The pocket-sized Finepix F40fd looks pricier than many of its sub-£200 rivals. The front of the camera features a standard 3x optical zoom lens with the back largely covered by a 2.5-inch LCD screen. While not as good as those on Sony’s cameras, it displays captured images better than some larger screens.

The F40fd’s body is comfortable in the hand. The on-screen menu system isn’t as fast to use as some cameras, and the odd choice of power management being the first option when you press the F menu button, further lets it down.

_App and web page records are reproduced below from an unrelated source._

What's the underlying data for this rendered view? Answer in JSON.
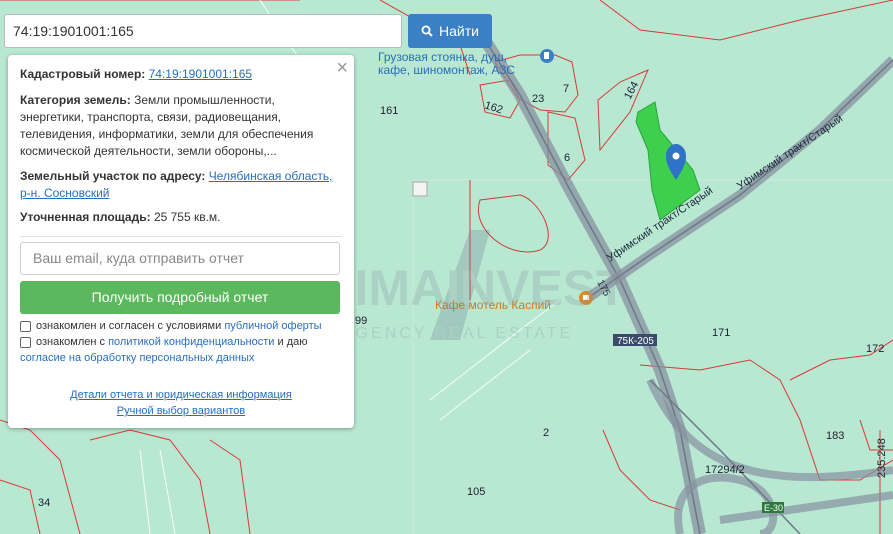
{
  "search": {
    "value": "74:19:1901001:165",
    "button_label": "Найти"
  },
  "panel": {
    "cadastral_label": "Кадастровый номер:",
    "cadastral_value": "74:19:1901001:165",
    "category_label": "Категория земель:",
    "category_text_1": "Земли промышленности,",
    "category_text_2": "энергетики, транспорта, связи, радиовещания,",
    "category_text_3": "телевидения, информатики, земли для обеспечения",
    "category_text_4": "космической деятельности, земли обороны,...",
    "address_label": "Земельный участок по адресу:",
    "address_link_1": "Челябинская область,",
    "address_link_2": "р-н. Сосновский",
    "area_label": "Уточненная площадь:",
    "area_value": "25 755 кв.м.",
    "email_placeholder": "Ваш email, куда отправить отчет",
    "report_button": "Получить подробный отчет",
    "consent1_text": "ознакомлен и согласен с условиями",
    "consent1_link": "публичной оферты",
    "consent2_text": "ознакомлен с",
    "consent2_link": "политикой конфиденциальности",
    "consent2_text2": "и даю",
    "consent2_link2": "согласие на обработку персональных данных",
    "details_link": "Детали отчета и юридическая информация",
    "manual_link": "Ручной выбор вариантов"
  },
  "map": {
    "poi1_line1": "Грузовая стоянка, душ,",
    "poi1_line2": "кафе, шиномонтаж, АЗС",
    "poi2": "Кафе мотель Каспий",
    "road_label_1": "Уфимский тракт/Старый",
    "road_label_2": "Уфимский тракт/Старый",
    "road_code": "75К-205",
    "road_num": "175",
    "e_road": "Е-30",
    "parcels": [
      "161",
      "162",
      "23",
      "7",
      "164",
      "6",
      "171",
      "172",
      "99",
      "2",
      "183",
      "17294/2",
      "235:248",
      "34",
      "105"
    ],
    "watermark_main": "PRIMAINVEST",
    "watermark_sub": "AGENCY REAL ESTATE"
  },
  "colors": {
    "map_bg": "#b8e8d2",
    "parcel_line": "#d63a3a",
    "highlight": "#3ecf4f",
    "accent": "#3b7fc4",
    "green_btn": "#5cb85c"
  }
}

Many of its features are aimed at the point-&-shoot crowd – and the picture quality on full-auto is impressive in its detail and lack of noise. The face-detection system optimizes exposure and focus by detecting faces and arranging both values to suit where they are. It works well but in our tests, we found it less able to recognize people who were wearing glasses than other face-detection systems we’ve seen.

Also useful is the Natural & Flash mode, which captures two shots in quick succession – one without flash and one with. This is great for times when you’re unsure about lighting, and wish to combine the two images in Photoshop later for the best result.

There’s no bundled xD-Picture or SD Card, just around 25MB of internal memory – which holds about six full-resolution, high-grade images.

We were impressed by the F40fd’s low-light performance, but less so by its slow start-up and shot-to-shot times, and its lack of true manual functions beyond exposure controls. Even so, it’s a quick snapper worth investigating.